Aim: To describe the presenting features and molecular genetics of primary hyperparathyroidism (PHPT) in the paediatric population.

Methods: Retrospective study of 63 children diagnosed with primary PHPT from 1998 to 2018.

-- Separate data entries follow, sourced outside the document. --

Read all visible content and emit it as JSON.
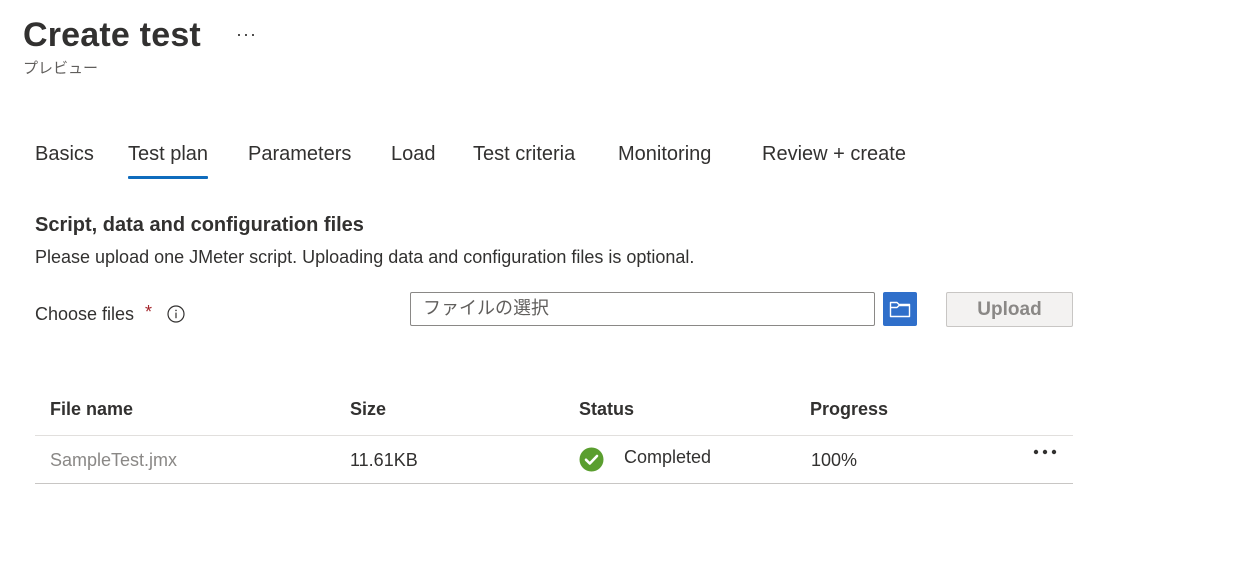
{
  "header": {
    "title": "Create test",
    "more_label": "···",
    "subtitle": "プレビュー"
  },
  "tabs": [
    {
      "label": "Basics",
      "active": false
    },
    {
      "label": "Test plan",
      "active": true
    },
    {
      "label": "Parameters",
      "active": false
    },
    {
      "label": "Load",
      "active": false
    },
    {
      "label": "Test criteria",
      "active": false
    },
    {
      "label": "Monitoring",
      "active": false
    },
    {
      "label": "Review + create",
      "active": false
    }
  ],
  "section": {
    "title": "Script, data and configuration files",
    "description": "Please upload one JMeter script. Uploading data and configuration files is optional."
  },
  "choose_files": {
    "label": "Choose files",
    "required_marker": "*",
    "info_icon": "info-icon",
    "placeholder": "ファイルの選択",
    "browse_icon": "folder-icon",
    "upload_label": "Upload"
  },
  "table": {
    "columns": [
      "File name",
      "Size",
      "Status",
      "Progress"
    ],
    "rows": [
      {
        "file_name": "SampleTest.jmx",
        "size": "11.61KB",
        "status": "Completed",
        "status_icon": "check-circle-icon",
        "progress": "100%",
        "more_icon": "more-icon"
      }
    ]
  },
  "colors": {
    "accent": "#0f6cbd",
    "browse_button": "#2f6fca",
    "success": "#5a9e2f",
    "required": "#a4262c"
  }
}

Results: Compared to older children, infants were often asymptomatic (54 vs. 15%, p = 0.002) with a milder form of PHPT. When symptomatic, children and adolescents mostly presented with non-specific complaints such as asthenia, depression, weight loss, vomiting or abdominal pain. A genetic cause of PHPT was identified in about half of this cohort (52%). The infancy period was almost exclusively associated with mutation in genes involved in the calcium-sensing receptor (CaSR) signalling pathway (i.e. CaSR and AP2S1 genes, ‘CaSR group’; 94% of mutated infants) whereas childhood and adolescence were associated with mutation in genes involved in parathyroid cell proliferation (i.e. MEN1, CDC73, CDKN1B and RET genes, ‘cell proliferation group’; 69% of mutated children and adolescents). Although serum calcium levels did not differ between the 2 groups (p = 0.785), serum PTH levels and the urinary calcium/creatinine ratio were significantly higher in ‘cell proliferation group’ patients compared to those in the ‘CaSR group’ (p = 0.001 and 0.028, respectively).

Conclusion: Although far less common than in adults, PHPT can develop in children and is associated with significant morbidity. Consequently, this diagnosis should be considered in children with non-specific complaints and lead to monitoring of mineral homeostasis parameters. A genetic cause of PHPT can be identified in about half of these patients.